Inside the workshop at El Molino
The Benahoaritas (or Auaritas or Awaras) were the people who lived on La Palma before the Spanish invasion. They lived in caves and wore animal skins, but they farmed, and they had ceramics. The older ceramics are simpler, and the newer ones usually more decorated.
At El Molino, in Mazo, they make replicas of these ceramics. The business was started by Ramon and Vina, but these days they have other people working there too.
Cutting the design into the clay
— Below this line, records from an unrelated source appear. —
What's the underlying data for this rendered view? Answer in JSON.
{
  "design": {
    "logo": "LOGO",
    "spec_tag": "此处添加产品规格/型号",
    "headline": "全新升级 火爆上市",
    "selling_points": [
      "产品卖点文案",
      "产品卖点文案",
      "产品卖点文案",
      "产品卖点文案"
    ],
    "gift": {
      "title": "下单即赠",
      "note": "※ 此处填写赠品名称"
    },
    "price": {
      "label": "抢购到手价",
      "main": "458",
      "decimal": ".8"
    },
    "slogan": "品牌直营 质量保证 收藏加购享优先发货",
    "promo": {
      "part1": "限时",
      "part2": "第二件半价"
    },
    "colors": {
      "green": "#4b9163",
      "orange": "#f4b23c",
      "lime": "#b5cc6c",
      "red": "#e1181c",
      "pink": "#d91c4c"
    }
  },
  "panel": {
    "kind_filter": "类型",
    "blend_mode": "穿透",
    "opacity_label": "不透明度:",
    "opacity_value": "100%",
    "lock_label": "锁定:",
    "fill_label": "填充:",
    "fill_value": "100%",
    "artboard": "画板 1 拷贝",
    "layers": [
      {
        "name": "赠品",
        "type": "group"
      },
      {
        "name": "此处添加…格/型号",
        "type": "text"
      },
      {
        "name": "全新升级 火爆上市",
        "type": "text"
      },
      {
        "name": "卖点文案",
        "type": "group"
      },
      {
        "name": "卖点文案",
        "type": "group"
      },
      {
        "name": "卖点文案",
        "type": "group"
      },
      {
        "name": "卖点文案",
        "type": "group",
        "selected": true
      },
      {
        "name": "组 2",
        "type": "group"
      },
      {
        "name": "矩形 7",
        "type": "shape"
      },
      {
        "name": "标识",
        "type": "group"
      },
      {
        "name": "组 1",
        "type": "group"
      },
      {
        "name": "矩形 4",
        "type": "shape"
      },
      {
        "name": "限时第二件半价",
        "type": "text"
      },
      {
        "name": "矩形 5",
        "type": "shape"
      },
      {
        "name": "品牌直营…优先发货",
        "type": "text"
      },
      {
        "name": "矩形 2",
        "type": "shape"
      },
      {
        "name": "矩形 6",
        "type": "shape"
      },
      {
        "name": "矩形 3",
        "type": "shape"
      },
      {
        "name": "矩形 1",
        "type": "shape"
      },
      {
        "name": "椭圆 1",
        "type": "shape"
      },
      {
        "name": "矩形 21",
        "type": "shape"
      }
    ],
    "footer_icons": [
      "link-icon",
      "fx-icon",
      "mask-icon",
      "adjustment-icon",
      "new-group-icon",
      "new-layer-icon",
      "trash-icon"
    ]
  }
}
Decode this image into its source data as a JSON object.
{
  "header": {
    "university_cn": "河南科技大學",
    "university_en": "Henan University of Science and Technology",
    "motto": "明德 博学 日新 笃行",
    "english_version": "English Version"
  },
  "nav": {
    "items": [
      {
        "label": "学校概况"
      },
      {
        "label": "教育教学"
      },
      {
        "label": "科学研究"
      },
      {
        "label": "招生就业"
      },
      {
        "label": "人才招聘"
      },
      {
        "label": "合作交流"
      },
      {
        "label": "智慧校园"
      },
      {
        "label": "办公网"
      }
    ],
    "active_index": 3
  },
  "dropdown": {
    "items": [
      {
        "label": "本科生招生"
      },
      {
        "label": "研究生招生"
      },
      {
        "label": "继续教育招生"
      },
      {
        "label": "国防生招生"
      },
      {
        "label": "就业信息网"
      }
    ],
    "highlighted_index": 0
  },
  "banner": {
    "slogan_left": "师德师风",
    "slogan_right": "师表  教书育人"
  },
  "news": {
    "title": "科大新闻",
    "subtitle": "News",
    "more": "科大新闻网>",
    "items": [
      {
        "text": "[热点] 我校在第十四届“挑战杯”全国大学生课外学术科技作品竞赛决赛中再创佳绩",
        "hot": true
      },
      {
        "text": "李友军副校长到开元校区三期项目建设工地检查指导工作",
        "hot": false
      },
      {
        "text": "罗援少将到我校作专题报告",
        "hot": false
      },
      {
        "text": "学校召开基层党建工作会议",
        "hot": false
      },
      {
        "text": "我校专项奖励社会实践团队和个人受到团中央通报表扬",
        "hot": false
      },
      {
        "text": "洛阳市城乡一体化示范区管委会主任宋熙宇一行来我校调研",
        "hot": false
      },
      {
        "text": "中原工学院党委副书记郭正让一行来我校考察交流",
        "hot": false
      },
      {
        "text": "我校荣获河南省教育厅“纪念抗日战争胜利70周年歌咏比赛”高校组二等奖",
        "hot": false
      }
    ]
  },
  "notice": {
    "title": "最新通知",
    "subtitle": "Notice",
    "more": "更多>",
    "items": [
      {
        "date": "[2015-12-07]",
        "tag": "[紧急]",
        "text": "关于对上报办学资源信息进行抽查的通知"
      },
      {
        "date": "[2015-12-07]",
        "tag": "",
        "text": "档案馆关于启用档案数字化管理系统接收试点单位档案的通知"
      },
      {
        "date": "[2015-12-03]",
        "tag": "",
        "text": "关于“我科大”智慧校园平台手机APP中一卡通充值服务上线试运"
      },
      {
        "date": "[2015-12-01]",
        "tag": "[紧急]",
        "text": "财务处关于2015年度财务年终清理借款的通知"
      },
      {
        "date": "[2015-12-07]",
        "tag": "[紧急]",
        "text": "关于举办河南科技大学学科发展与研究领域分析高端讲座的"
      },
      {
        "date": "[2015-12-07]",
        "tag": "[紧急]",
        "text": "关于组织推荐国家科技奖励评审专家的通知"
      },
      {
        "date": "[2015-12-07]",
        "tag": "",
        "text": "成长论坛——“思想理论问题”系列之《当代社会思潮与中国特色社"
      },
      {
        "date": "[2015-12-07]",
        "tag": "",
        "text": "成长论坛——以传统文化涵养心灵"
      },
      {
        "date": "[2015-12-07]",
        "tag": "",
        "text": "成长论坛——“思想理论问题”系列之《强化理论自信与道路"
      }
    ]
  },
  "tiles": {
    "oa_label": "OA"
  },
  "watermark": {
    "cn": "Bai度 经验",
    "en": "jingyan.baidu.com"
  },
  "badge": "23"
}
Each design — usually a bowl — is an exact copy of a object made before the Spanish invasion in 1492. The walls of the workshop are lined with the reference pieces, each one labelled with the place where the original was found. The finished items are for sale in the shop, and prices range from €12 to €200. They also sell souvenirs.
Smoothing the bowl with a pebble.
The workshop is in an old windmill. To get there, take the road from Santa Cruz to Fuencaliente which passes below Mazo, and look out for the signs and the windmill’s sails. The windmill also houses a small museum (more in another post) and it’s set in a beautiful garden.
Open Monday to Saturday, 9 am to 1 pm and 3 pm to 7 pm. Tel 922 440213
The web site is listed as http://www.ceramicaelmolino.com, but it isn’t up at the time of writing.
The kiln at el Molino where the finished pieces are fired.